Acute kidney injury (AKI) is a devastating clinical condition affecting at least two-thirds of critically ill patients, and, among these patients, it is associated with a greater than 60% risk of mortality. Kidney mononuclear phagocytes (MPs) are implicated in pathogenesis and healing in mouse models of AKI and, thus, have been the subject of investigation as potential targets for clinical intervention. We have determined that, after injury, F4/80hi-expressing kidney-resident macrophages (KRMs) are a distinct cellular subpopulation that does not differentiate from nonresident infiltrating MPs. However, if KRMs are depleted using polyinosinic/polycytidylic acid (poly I:C), they can be reconstituted from bone marrow–derived precursors. Further, KRMs lack major histocompatibility complex class II (MHCII) expression before P7 but upregulate it over the next 14 days. This MHCII– KRM phenotype reappears after injury. RNA sequencing shows that injury causes transcriptional reprogramming of KRMs such that they more closely resemble that found at P7. KRMs after injury are also enriched in Wingless-type MMTV integration site family (Wnt) signaling, indicating that a pathway vital for mouse and human kidney development is active. These data indicate that mechanisms involved in kidney development may be functioning after injury in KRMs.
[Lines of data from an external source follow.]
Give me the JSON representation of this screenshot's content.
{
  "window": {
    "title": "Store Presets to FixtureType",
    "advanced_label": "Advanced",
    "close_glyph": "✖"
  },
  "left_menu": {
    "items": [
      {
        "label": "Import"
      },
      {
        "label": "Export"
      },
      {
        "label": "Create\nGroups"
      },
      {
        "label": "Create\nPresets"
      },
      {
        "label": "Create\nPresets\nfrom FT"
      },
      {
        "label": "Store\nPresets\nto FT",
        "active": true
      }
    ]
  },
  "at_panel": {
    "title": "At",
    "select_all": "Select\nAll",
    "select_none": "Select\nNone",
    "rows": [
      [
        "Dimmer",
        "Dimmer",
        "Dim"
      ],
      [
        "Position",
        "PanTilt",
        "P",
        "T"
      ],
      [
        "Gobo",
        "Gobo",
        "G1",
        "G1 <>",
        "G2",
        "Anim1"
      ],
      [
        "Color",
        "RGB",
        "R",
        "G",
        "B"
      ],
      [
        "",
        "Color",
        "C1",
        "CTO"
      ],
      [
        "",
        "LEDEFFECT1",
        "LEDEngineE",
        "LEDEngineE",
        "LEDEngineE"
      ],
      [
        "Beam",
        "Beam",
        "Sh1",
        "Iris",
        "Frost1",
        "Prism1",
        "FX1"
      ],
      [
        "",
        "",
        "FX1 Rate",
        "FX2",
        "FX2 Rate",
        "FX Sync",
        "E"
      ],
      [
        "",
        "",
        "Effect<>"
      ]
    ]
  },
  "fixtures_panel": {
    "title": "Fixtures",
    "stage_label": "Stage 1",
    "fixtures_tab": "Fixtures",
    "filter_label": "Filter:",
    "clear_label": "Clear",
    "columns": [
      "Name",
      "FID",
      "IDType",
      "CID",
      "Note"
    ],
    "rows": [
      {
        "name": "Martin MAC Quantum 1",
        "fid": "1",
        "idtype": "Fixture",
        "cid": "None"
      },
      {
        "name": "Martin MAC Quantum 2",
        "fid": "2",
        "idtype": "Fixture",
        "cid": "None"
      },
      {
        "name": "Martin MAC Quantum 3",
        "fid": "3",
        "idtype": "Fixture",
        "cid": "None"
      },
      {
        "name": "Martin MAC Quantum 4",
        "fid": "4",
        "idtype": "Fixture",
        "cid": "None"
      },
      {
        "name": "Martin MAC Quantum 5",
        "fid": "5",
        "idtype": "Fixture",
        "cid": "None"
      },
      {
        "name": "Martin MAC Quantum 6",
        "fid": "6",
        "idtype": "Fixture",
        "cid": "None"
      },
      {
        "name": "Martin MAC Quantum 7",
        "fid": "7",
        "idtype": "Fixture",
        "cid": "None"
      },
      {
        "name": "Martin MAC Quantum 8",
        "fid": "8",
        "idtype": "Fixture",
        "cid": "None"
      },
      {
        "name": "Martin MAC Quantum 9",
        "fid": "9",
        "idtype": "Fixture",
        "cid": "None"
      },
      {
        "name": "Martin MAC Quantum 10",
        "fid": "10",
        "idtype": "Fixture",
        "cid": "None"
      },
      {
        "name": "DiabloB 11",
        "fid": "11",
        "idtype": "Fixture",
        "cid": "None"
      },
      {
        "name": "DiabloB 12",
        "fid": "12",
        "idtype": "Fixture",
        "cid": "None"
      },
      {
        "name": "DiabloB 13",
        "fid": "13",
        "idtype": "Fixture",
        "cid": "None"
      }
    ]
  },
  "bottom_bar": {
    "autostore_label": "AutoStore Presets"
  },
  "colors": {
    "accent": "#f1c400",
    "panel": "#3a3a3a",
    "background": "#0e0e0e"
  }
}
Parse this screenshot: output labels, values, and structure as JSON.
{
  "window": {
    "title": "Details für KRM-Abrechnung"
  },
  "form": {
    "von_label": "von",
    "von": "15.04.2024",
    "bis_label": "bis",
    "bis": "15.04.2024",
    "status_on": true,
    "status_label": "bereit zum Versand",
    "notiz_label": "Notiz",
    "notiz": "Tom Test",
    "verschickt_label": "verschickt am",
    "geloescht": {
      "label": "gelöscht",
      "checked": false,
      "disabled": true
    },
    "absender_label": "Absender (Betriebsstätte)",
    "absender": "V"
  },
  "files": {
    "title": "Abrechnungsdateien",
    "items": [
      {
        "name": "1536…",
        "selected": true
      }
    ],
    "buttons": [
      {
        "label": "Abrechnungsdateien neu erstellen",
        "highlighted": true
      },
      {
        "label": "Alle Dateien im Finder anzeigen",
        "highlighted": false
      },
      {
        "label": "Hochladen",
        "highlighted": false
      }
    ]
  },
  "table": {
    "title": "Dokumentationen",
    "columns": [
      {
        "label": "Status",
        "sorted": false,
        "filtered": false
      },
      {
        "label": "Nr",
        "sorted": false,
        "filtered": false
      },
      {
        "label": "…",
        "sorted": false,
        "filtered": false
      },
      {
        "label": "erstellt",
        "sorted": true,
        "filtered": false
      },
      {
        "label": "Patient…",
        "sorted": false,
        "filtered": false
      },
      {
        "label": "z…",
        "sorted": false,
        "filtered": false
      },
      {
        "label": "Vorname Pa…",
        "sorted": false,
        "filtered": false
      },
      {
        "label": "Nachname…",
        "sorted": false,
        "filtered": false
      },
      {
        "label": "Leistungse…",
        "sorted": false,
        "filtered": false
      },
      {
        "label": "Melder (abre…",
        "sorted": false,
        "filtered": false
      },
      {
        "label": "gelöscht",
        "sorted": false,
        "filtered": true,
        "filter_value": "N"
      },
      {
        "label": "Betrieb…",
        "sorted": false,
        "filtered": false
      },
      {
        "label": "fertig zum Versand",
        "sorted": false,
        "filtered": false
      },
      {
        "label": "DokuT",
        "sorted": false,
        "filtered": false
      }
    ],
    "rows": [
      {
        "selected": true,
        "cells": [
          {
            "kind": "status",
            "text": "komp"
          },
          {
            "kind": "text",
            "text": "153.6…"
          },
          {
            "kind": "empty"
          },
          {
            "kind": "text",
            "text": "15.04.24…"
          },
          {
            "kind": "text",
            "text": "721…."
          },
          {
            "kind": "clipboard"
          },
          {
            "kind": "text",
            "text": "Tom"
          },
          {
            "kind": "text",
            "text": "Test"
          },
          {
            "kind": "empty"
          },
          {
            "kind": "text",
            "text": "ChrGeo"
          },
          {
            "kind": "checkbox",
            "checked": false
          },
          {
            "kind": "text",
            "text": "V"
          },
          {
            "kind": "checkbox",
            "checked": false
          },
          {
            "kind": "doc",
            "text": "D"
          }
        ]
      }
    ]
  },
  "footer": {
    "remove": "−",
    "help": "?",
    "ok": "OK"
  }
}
Jeremie M. Lever, Travis D. Hull, Ravindra Boddu, Mark E. Pepin, Laurence M. Black, Oreoluwa O. Adedoyin, Zhengqin Yang, Amie M. Traylor, Yanlin Jiang, Zhang Li, Jacelyn E. Peabody, Hannah E. Eckenrode, David K. Crossman, Michael R. Crowley, Subhashini Bolisetty, Kurt A. Zimmerman, Adam R. Wende, Michal Mrug, Bradley K. Yoder, Anupam Agarwal, James F. George
Resident macrophages in developing kidneys undergo an MHCII phenotype switch.